My dad started taking me and my sister on backpacking trips when we were in elementary school. Full disclosure, I hated it. I liked the idea of hiking and camping, but in practice, I was miserable. I was scared to death of bears and would work myself into panic attacks. Vomiting was involved. It wasn’t pretty. Needless to say, I only went on a few of these backpacking trips. I much preferred day hikes, road trips, and car camping. So my dad did that with me too. He took us camping all over California, Victoria Island in British Columbia, to Yosemite more times than I can count. He took us to Zion, Bryce, and the Grand Canyon back when you could just drive into the campgrounds and pick pretty much any site you wanted. You know, before Instagram. I remember when we hiked the Narrows we pretty much had it to ourselves. My sister and I always slept in a tent, but my dad would sleep in his sleeping bag under the stars, even if it meant skunks walking across him because I had picked all the dehydrated veggies out of my cup of noodle and sprinkled them about the campsite like that s%@# was fairy dust.
If there’s a freezing cold body of water, you can be sure to find my dad, stripped to his skivvies, or less, in it. It’s pretty much what defines him. My dad’s grandfather always told him, “Mountain busters bathe in mountain water.” My dad, step mom, husband, daughter, and I were hiking around Pinnacles National Monument when we spotted something shiny in the river below the bridge we were standing on. Convinced it was a huge chunk of pure gold, and we would be rich rich rich if only we could retrieve it, I convinced my dad to go get it. It didn’t take that much convincing though because it was fall in the mountains, and that water was sure to be cold. My dad couldn’t resist the temptation of freezing mountain water, so right there, in front of all the other hikers, my dad stripped down to his boxer briefs, waded out into the middle of the river, and retrieved…the penny.
I owe my love of the outdoors, hiking, and camping to my dad.
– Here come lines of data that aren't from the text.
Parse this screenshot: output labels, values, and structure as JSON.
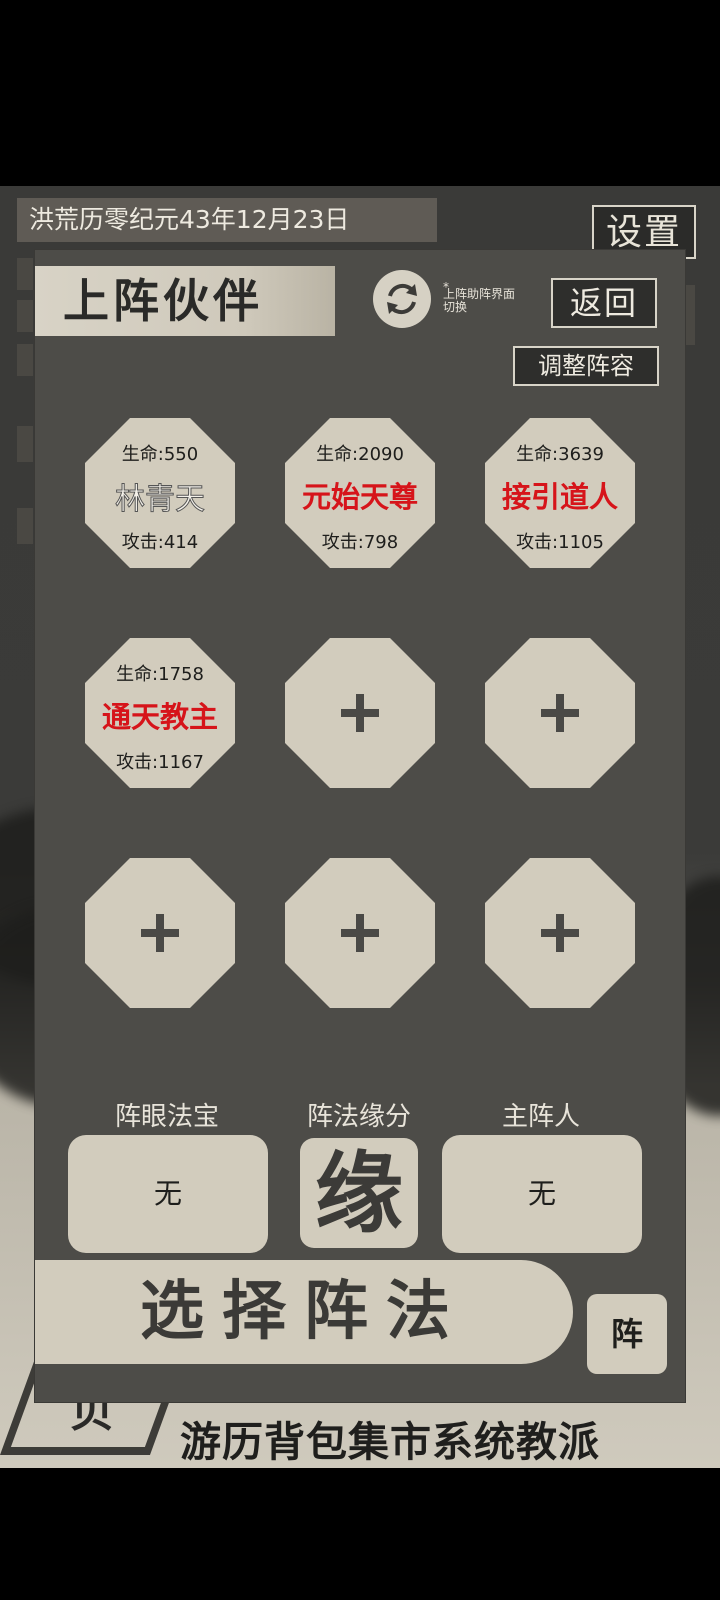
{
  "date": "洪荒历零纪元43年12月23日",
  "settings_label": "设置",
  "panel": {
    "title": "上阵伙伴",
    "switch_star": "*",
    "switch_note": "上阵助阵界面切换",
    "back_label": "返回",
    "adjust_label": "调整阵容"
  },
  "partners": [
    {
      "hp": "生命:550",
      "name": "林青天",
      "atk": "攻击:414",
      "name_color": "#f4f1ea"
    },
    {
      "hp": "生命:2090",
      "name": "元始天尊",
      "atk": "攻击:798",
      "name_color": "#d6141a"
    },
    {
      "hp": "生命:3639",
      "name": "接引道人",
      "atk": "攻击:1105",
      "name_color": "#d6141a"
    },
    {
      "hp": "生命:1758",
      "name": "通天教主",
      "atk": "攻击:1167",
      "name_color": "#d6141a"
    }
  ],
  "fields": {
    "treasure_label": "阵眼法宝",
    "treasure_value": "无",
    "fate_label": "阵法缘分",
    "fate_char": "缘",
    "leader_label": "主阵人",
    "leader_value": "无"
  },
  "select_label": "选择阵法",
  "formation_label": "阵",
  "bottom_nav": "游历背包集市系统教派",
  "bottom_deco": "贝"
}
I have my own hiking and camping style now; I like shorter, flatter hikes, and I “camp” in a travel trailer rather than on the ground with the skunks, but I probably wouldn’t be out hiking or camping at all if it wasn’t for my dad and the memories and experiences he gave me growing up. Last year I was proud to retrace some of my childhood road trip, taking my daughter to “Utah’s Big Five”, hopefully instilling in my daughter that same love of the outdoors and hiking that my dad passed on to me.